Cutting back on sugar intake has a number of health benefits. And it’s important to develop those healthy eating habits in growing teens.
In an attempt to curb consumption of sugar-sweetened beverages among high school students, researchers looked for a student-driven solution.
In a limited pilot program, in which students themselves highlighted the unhealthy aspects of sugary drinks, these researchers saw teens cut consumption of sugar from soda, fruit drinks and other sweetened beverages. Consumption of water also increased during the research effort, results showed.
This study suggests that peer-based intervention, led by teens and geared toward teens, could effectively help reduce intake of sugary drinks among high school-aged youths.
“Limit sugary drinks in your diet.“
Laureen Smith, PhD, an associate professor of nursing at The Ohio State University, and Christopher Holloman, PhD, also an associate professor at The Ohio State University, conducted this research.
Drs. Smith and Holloman started a pilot intervention program at two high schools that began with establishing teen advisory councils.
From there, the students involved designed marketing campaigns, planned school assemblies and shared daily facts about sugary drinks over the morning announcements.
All the material encouraged high schoolers to reduce the sugary drinks they consumed for 30 days.
One component included students keeping a daily log tracking their beverage intake.
The researchers organized 186 students and surveyed them about vending machines access, beverage options and sugar-sweetened beverage drinking habits.
Before the intervention, 41 percent of students reported buying sugary drinks from vending machines at schools. Of the 186, 63 percent reported consuming sweetened beverages at least three days a week.
One month after the 30-day intervention, the researchers found that almost 60 percent of the same students drank sugary beverages fewer than three days each week. The students showed nearly a 30 percent reduction in overall days per week that they drank sugary beverages.
Drs. Smith and Holloman found that the intervention reduced average daily servings of sugar-sweetened beverages by about 8 ounces per day.
This study defined sugar-sweetened drinks as soft drinks, sweet tea, fruit drinks, sports drinks, energy drinks, flavored or sweetened milk, coffee with sugar and other types of coffee-based drinks.
“[T]here was a huge reduction in sugar-sweetened beverage consumption,” Dr. Smith said in a press statement. “The kids were consuming them fewer days per week and when they were consuming these drinks, they had fewer servings.
“We’re teaching kids to help themselves, and it’s a really cost-effective way of promoting health and delivering a message,” she said. “We tend to think first of risky behaviors when we study adolescents, but they do positive things, too. We might as well use peer pressure to our advantage.”
Another study finding showed that water consumption increased by 30 percent from the start of the study to the time the challenge ended.
“The students’ water consumption before the intervention was lousy,” Dr. Smith said. “I don’t know how else to say it. But we saw a big improvement in that.”

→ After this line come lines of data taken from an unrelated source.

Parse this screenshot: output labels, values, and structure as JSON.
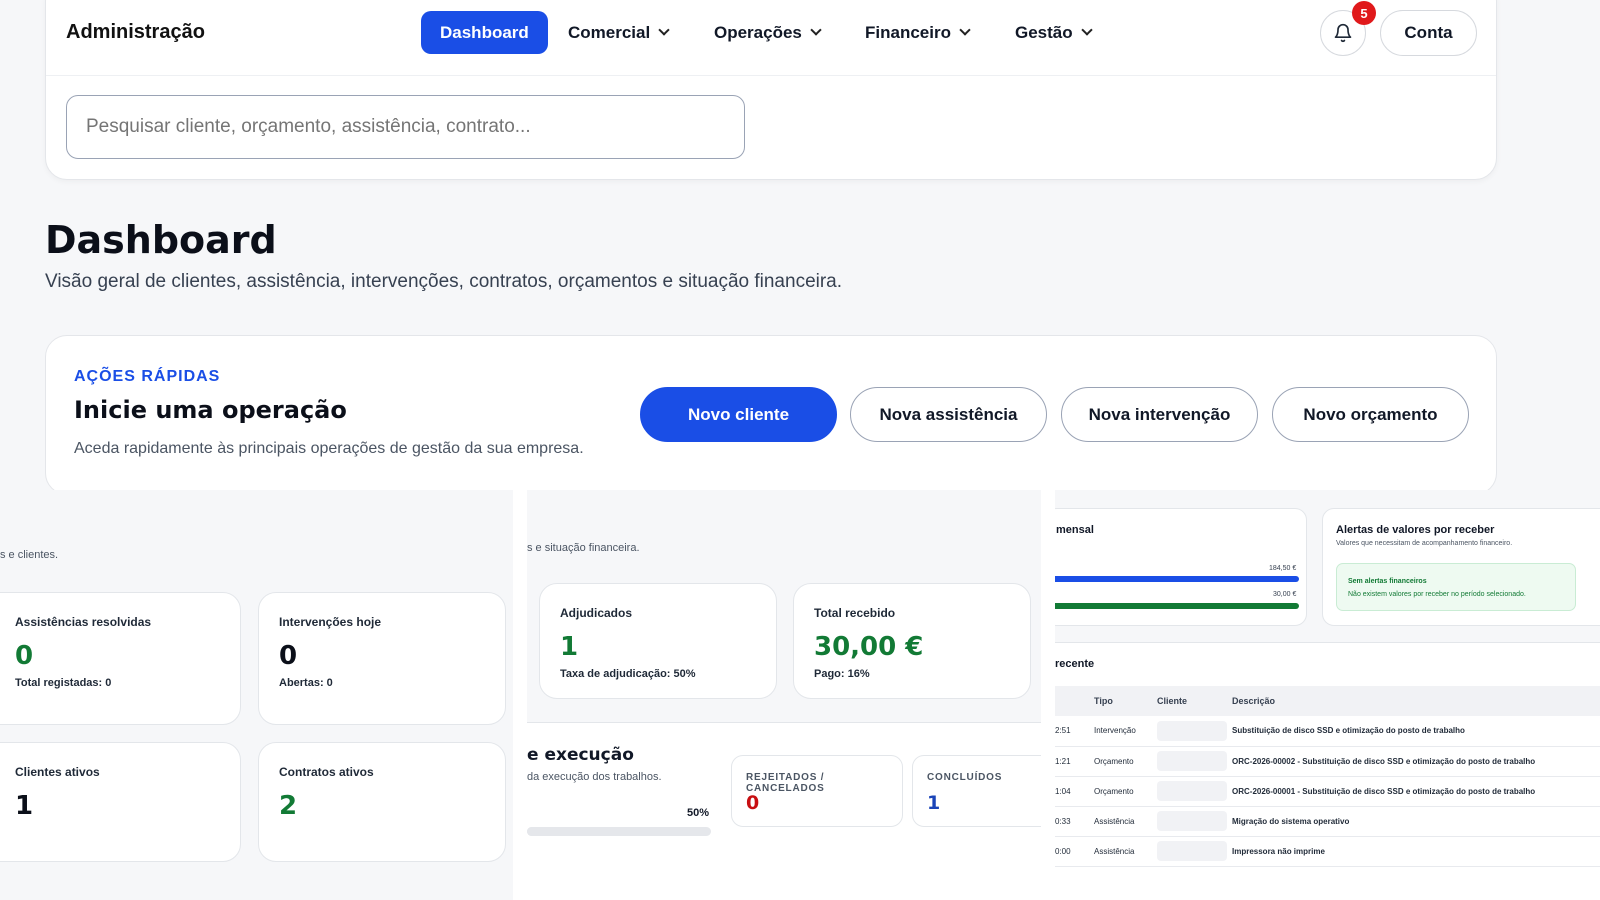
{
  "header": {
    "brand": "Administração",
    "nav": [
      {
        "label": "Dashboard",
        "active": true
      },
      {
        "label": "Comercial",
        "dropdown": true
      },
      {
        "label": "Operações",
        "dropdown": true
      },
      {
        "label": "Financeiro",
        "dropdown": true
      },
      {
        "label": "Gestão",
        "dropdown": true
      }
    ],
    "notifications_count": "5",
    "account_label": "Conta",
    "search_placeholder": "Pesquisar cliente, orçamento, assistência, contrato...",
    "accent": "#1a4ee6"
  },
  "page": {
    "title": "Dashboard",
    "subtitle": "Visão geral de clientes, assistência, intervenções, contratos, orçamentos e situação financeira."
  },
  "quick_actions": {
    "eyebrow": "AÇÕES RÁPIDAS",
    "title": "Inicie uma operação",
    "description": "Aceda rapidamente às principais operações de gestão da sua empresa.",
    "buttons": [
      "Novo cliente",
      "Nova assistência",
      "Nova intervenção",
      "Novo orçamento"
    ]
  },
  "panel1": {
    "subtitle_fragment": "s e clientes.",
    "stats": [
      {
        "label": "Assistências resolvidas",
        "value": "0",
        "meta": "Total registadas: 0",
        "color": "#127a35"
      },
      {
        "label": "Intervenções hoje",
        "value": "0",
        "meta": "Abertas: 0",
        "color": "#0b0f19"
      },
      {
        "label": "Clientes ativos",
        "value": "1",
        "meta": "",
        "color": "#0b0f19"
      },
      {
        "label": "Contratos ativos",
        "value": "2",
        "meta": "",
        "color": "#127a35"
      }
    ]
  },
  "panel2": {
    "subtitle_fragment": "s e situação financeira.",
    "stats": [
      {
        "label": "Adjudicados",
        "value": "1",
        "meta": "Taxa de adjudicação: 50%",
        "color": "#127a35"
      },
      {
        "label": "Total recebido",
        "value": "30,00 €",
        "meta": "Pago: 16%",
        "color": "#127a35"
      }
    ],
    "execution": {
      "title_fragment": "e execução",
      "desc_fragment": "da execução dos trabalhos.",
      "progress_label": "50%",
      "progress": 0.5
    },
    "mini": [
      {
        "label": "REJEITADOS / CANCELADOS",
        "value": "0",
        "color": "#c80f12"
      },
      {
        "label": "CONCLUÍDOS",
        "value": "1",
        "color": "#1a44b8"
      }
    ]
  },
  "panel3": {
    "monthly": {
      "title_fragment": "mensal",
      "bars": [
        {
          "label": "184,50 €",
          "value": 184.5,
          "color": "#1a4ee6"
        },
        {
          "label": "30,00 €",
          "value": 30.0,
          "color": "#127a35"
        }
      ]
    },
    "alerts": {
      "title": "Alertas de valores por receber",
      "subtitle": "Valores que necessitam de acompanhamento financeiro.",
      "box_title": "Sem alertas financeiros",
      "box_text": "Não existem valores por receber no período selecionado."
    },
    "recent": {
      "title_fragment": "recente",
      "columns": [
        "Tipo",
        "Cliente",
        "Descrição"
      ],
      "rows": [
        {
          "time": "2:51",
          "tipo": "Intervenção",
          "desc": "Substituição de disco SSD e otimização do posto de trabalho"
        },
        {
          "time": "1:21",
          "tipo": "Orçamento",
          "desc": "ORC-2026-00002 - Substituição de disco SSD e otimização do posto de trabalho"
        },
        {
          "time": "1:04",
          "tipo": "Orçamento",
          "desc": "ORC-2026-00001 - Substituição de disco SSD e otimização do posto de trabalho"
        },
        {
          "time": "0:33",
          "tipo": "Assistência",
          "desc": "Migração do sistema operativo"
        },
        {
          "time": "0:00",
          "tipo": "Assistência",
          "desc": "Impressora não imprime"
        }
      ]
    }
  }
}
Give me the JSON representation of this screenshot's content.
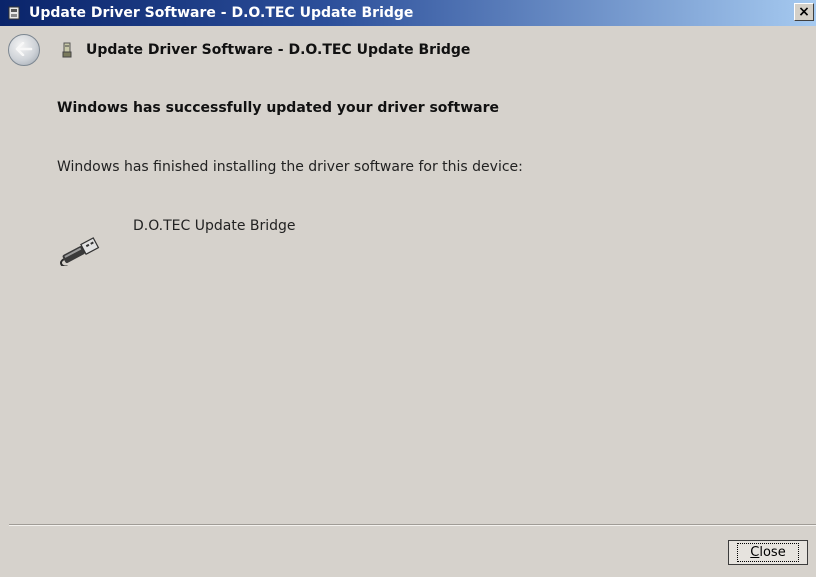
{
  "window": {
    "title": "Update Driver Software - D.O.TEC Update Bridge",
    "close_glyph": "×"
  },
  "nav": {
    "title": "Update Driver Software - D.O.TEC Update Bridge",
    "back_icon": "back-arrow-icon",
    "device_icon": "usb-device-icon"
  },
  "content": {
    "heading": "Windows has successfully updated your driver software",
    "message": "Windows has finished installing the driver software for this device:",
    "device_name": "D.O.TEC Update Bridge",
    "device_icon": "usb-cable-icon"
  },
  "footer": {
    "close_label_accel": "C",
    "close_label_rest": "lose"
  },
  "colors": {
    "titlebar_start": "#0a246a",
    "titlebar_end": "#a6caf0",
    "background": "#d6d2cc"
  }
}
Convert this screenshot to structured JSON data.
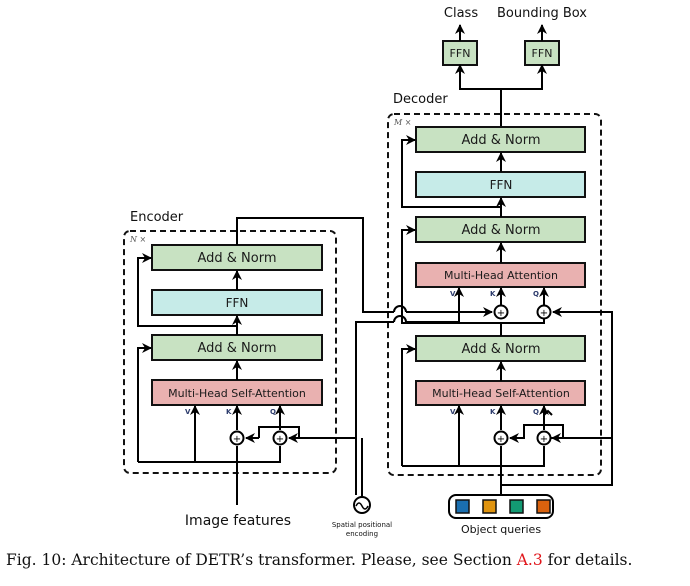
{
  "figure": {
    "outputs": {
      "class_label": "Class",
      "bbox_label": "Bounding Box"
    },
    "ffn_label": "FFN",
    "decoder": {
      "title": "Decoder",
      "repeat": "M ×",
      "blocks": {
        "top_add_norm": "Add & Norm",
        "ffn": "FFN",
        "mid_add_norm": "Add & Norm",
        "cross_attention": "Multi-Head Attention",
        "low_add_norm": "Add & Norm",
        "self_attention": "Multi-Head Self-Attention"
      }
    },
    "encoder": {
      "title": "Encoder",
      "repeat": "N ×",
      "blocks": {
        "top_add_norm": "Add & Norm",
        "ffn": "FFN",
        "low_add_norm": "Add & Norm",
        "self_attention": "Multi-Head Self-Attention"
      }
    },
    "inputs": {
      "v": "V",
      "k": "K",
      "q": "Q"
    },
    "image_features": "Image features",
    "spatial_encoding_line1": "Spatial positional",
    "spatial_encoding_line2": "encoding",
    "object_queries": "Object queries",
    "query_colors": [
      "#1a6fb0",
      "#e0940f",
      "#139a73",
      "#d9620e"
    ],
    "colors": {
      "add_norm_fill": "#c8e2c2",
      "ffn_fill": "#c6ebe8",
      "attention_fill": "#e9b1b0",
      "caption_ref": "#e0161b"
    }
  },
  "caption": {
    "prefix": "Fig. 10: Architecture of DETR’s transformer. Please, see Section ",
    "ref": "A.3",
    "suffix": " for details."
  }
}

Dr. Smith concluded that student-led efforts to change behavior, in this case consumption of sugary drinks, were both feasible and effective in her study.
This work was supported by a grant from the National Center for Advancing Translational Sciences to Ohio State’s Center for Clinical and Translational Science.
The study was published in the Journal of School Health.